My grandfather on my father’s side of the family used to make bureaus using a rather odd frame. From what I am told, he would take old televisions, which once were made with wooden casings, clean them out, fashion backs from plywood and create drawers and the front pieces. I didn’t have the chance to get to know him well, but I think this one example of his resourcefulness made him an interesting man.
I love to collect stories. I think there’s something remarkably rewarding in knowing about the lives of others and examining how they relate to you. The events we choose to record, recount and share say a lot about us as individuals, I find. Even more telling is the manner in which we tell stories. I believe the best storytellers combine a sense of empathy with authenticity.

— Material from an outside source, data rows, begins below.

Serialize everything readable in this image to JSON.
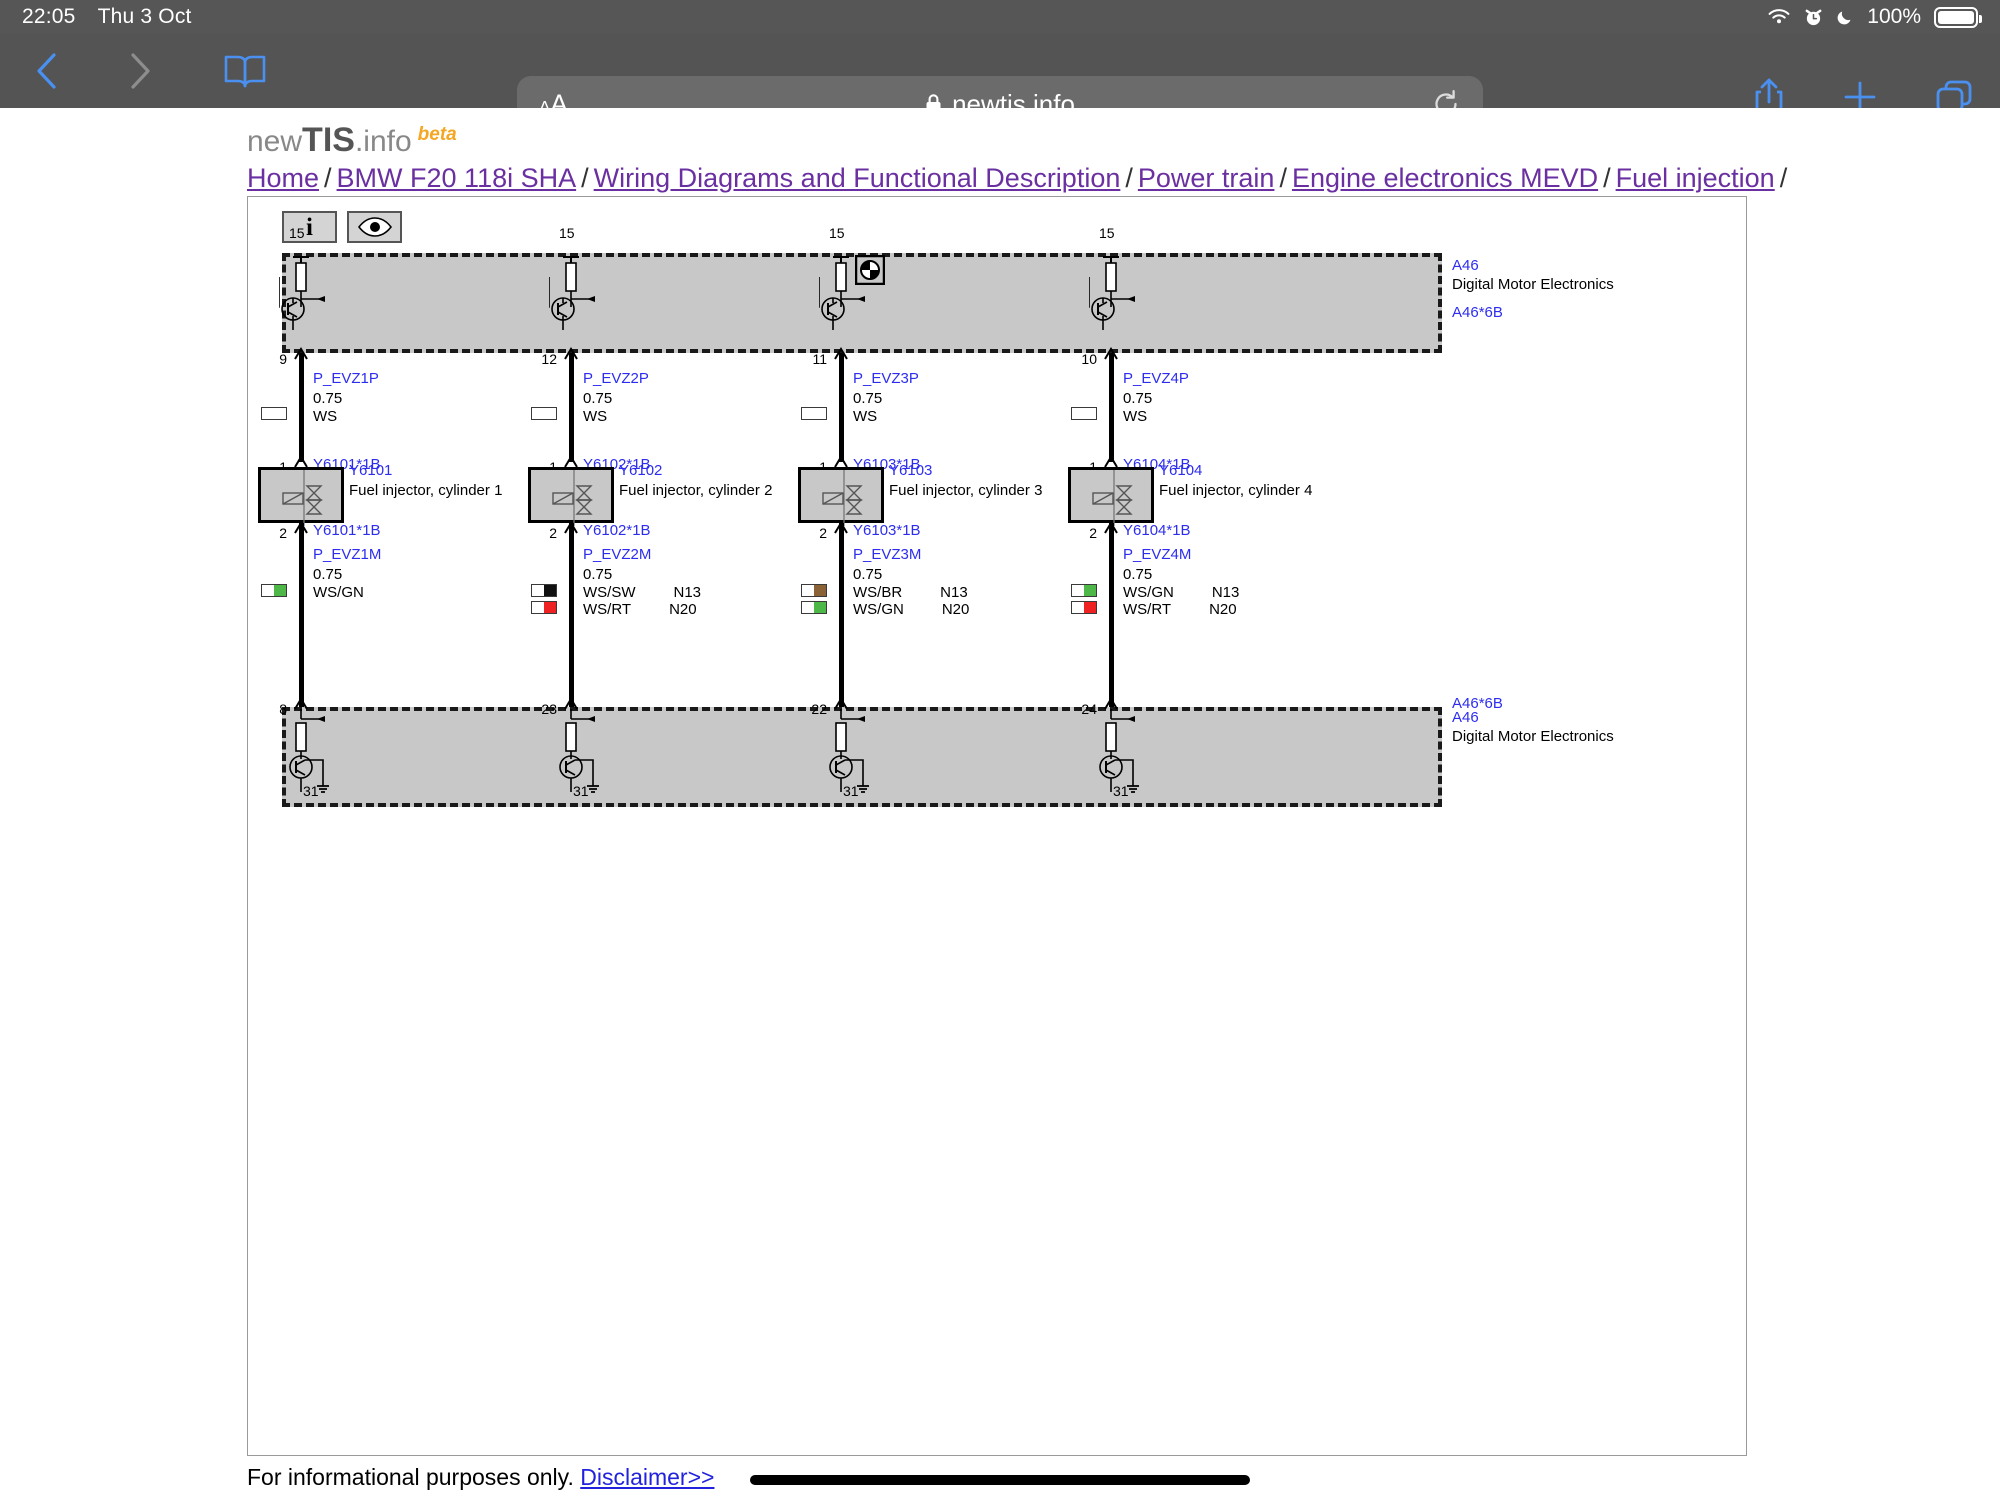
{
  "status_bar": {
    "time": "22:05",
    "date": "Thu 3 Oct",
    "battery_percent": "100%",
    "icons": [
      "wifi-icon",
      "alarm-icon",
      "moon-icon",
      "battery-icon"
    ]
  },
  "browser": {
    "back_label": "back-icon",
    "forward_label": "forward-icon",
    "bookmarks_label": "book-icon",
    "text_size_small": "A",
    "text_size_large": "A",
    "lock": "lock-icon",
    "url": "newtis.info",
    "reload_label": "reload-icon",
    "share_label": "share-icon",
    "new_tab_label": "plus-icon",
    "tabs_label": "tabs-icon"
  },
  "site": {
    "logo_prefix": "new",
    "logo_bold": "TIS",
    "logo_suffix": ".info",
    "logo_beta": "beta"
  },
  "breadcrumb": [
    "Home",
    "BMW F20 118i SHA",
    "Wiring Diagrams and Functional Description",
    "Power train",
    "Engine electronics MEVD",
    "Fuel injection"
  ],
  "toolbar": {
    "info_label": "i",
    "eye_label": "eye-icon"
  },
  "diagram": {
    "ecu_top": {
      "code": "A46",
      "desc": "Digital Motor Electronics",
      "connector": "A46*6B",
      "terminal": "15"
    },
    "ecu_bottom": {
      "code": "A46",
      "desc": "Digital Motor Electronics",
      "connector": "A46*6B",
      "ground": "31"
    },
    "columns": [
      {
        "top_pin": "9",
        "top_wire_name": "P_EVZ1P",
        "top_wire_size": "0.75",
        "top_wire_colors": [
          {
            "code": "WS",
            "swatch": "#ffffff",
            "note": ""
          }
        ],
        "conn_top": "Y6101*1B",
        "conn_top_pin": "1",
        "device_code": "Y6101",
        "device_desc": "Fuel injector, cylinder 1",
        "conn_bottom": "Y6101*1B",
        "conn_bottom_pin": "2",
        "bot_wire_name": "P_EVZ1M",
        "bot_wire_size": "0.75",
        "bot_wire_colors": [
          {
            "code": "WS/GN",
            "swatch": "#4db848",
            "note": ""
          }
        ],
        "bottom_pin": "8"
      },
      {
        "top_pin": "12",
        "top_wire_name": "P_EVZ2P",
        "top_wire_size": "0.75",
        "top_wire_colors": [
          {
            "code": "WS",
            "swatch": "#ffffff",
            "note": ""
          }
        ],
        "conn_top": "Y6102*1B",
        "conn_top_pin": "1",
        "device_code": "Y6102",
        "device_desc": "Fuel injector, cylinder 2",
        "conn_bottom": "Y6102*1B",
        "conn_bottom_pin": "2",
        "bot_wire_name": "P_EVZ2M",
        "bot_wire_size": "0.75",
        "bot_wire_colors": [
          {
            "code": "WS/SW",
            "swatch": "#111111",
            "note": "N13"
          },
          {
            "code": "WS/RT",
            "swatch": "#ee2222",
            "note": "N20"
          }
        ],
        "bottom_pin": "23"
      },
      {
        "top_pin": "11",
        "top_wire_name": "P_EVZ3P",
        "top_wire_size": "0.75",
        "top_wire_colors": [
          {
            "code": "WS",
            "swatch": "#ffffff",
            "note": ""
          }
        ],
        "conn_top": "Y6103*1B",
        "conn_top_pin": "1",
        "device_code": "Y6103",
        "device_desc": "Fuel injector, cylinder 3",
        "conn_bottom": "Y6103*1B",
        "conn_bottom_pin": "2",
        "bot_wire_name": "P_EVZ3M",
        "bot_wire_size": "0.75",
        "bot_wire_colors": [
          {
            "code": "WS/BR",
            "swatch": "#8a6236",
            "note": "N13"
          },
          {
            "code": "WS/GN",
            "swatch": "#4db848",
            "note": "N20"
          }
        ],
        "bottom_pin": "22"
      },
      {
        "top_pin": "10",
        "top_wire_name": "P_EVZ4P",
        "top_wire_size": "0.75",
        "top_wire_colors": [
          {
            "code": "WS",
            "swatch": "#ffffff",
            "note": ""
          }
        ],
        "conn_top": "Y6104*1B",
        "conn_top_pin": "1",
        "device_code": "Y6104",
        "device_desc": "Fuel injector, cylinder 4",
        "conn_bottom": "Y6104*1B",
        "conn_bottom_pin": "2",
        "bot_wire_name": "P_EVZ4M",
        "bot_wire_size": "0.75",
        "bot_wire_colors": [
          {
            "code": "WS/GN",
            "swatch": "#4db848",
            "note": "N13"
          },
          {
            "code": "WS/RT",
            "swatch": "#ee2222",
            "note": "N20"
          }
        ],
        "bottom_pin": "24"
      }
    ]
  },
  "footer": {
    "note": "For informational purposes only.",
    "disclaimer": "Disclaimer>>"
  }
}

I am most touched by stories in a place where I discover I don’t know any of the stories. In cemeteries I’m always struck by a void in the stories I know. There are markers for passed lives about which I know nothing, and that highlights the value of stories for me and makes me feel even stronger about learning, recording and creating them. There’s no way to save all stories, but to preserve even some can teach us much about the human condition and ourselves through reflection.
In this vein, I’d like to quickly share with you the story of Centralia, Pennsylvania, U.S.A. It was a town of 1,100 in 1962 when an underground coal fire began because of an exposed seam in a landfill was lit by a garbage fire. The fire spread through the seams and covered over 350 square miles under and around the town. Gases filled homes, the ground began to collapse, and the town became unfit to live in. Today only 40 people remain in the town, holding out despite the dangers.The fires beneath that town still burn over 40 years later, and smoke can be seen rising from great cracks in the roads, and various other sunken land. It’s a wasteland created because of mankind’s inability to protect our environment. You can find some photos of Centralia here.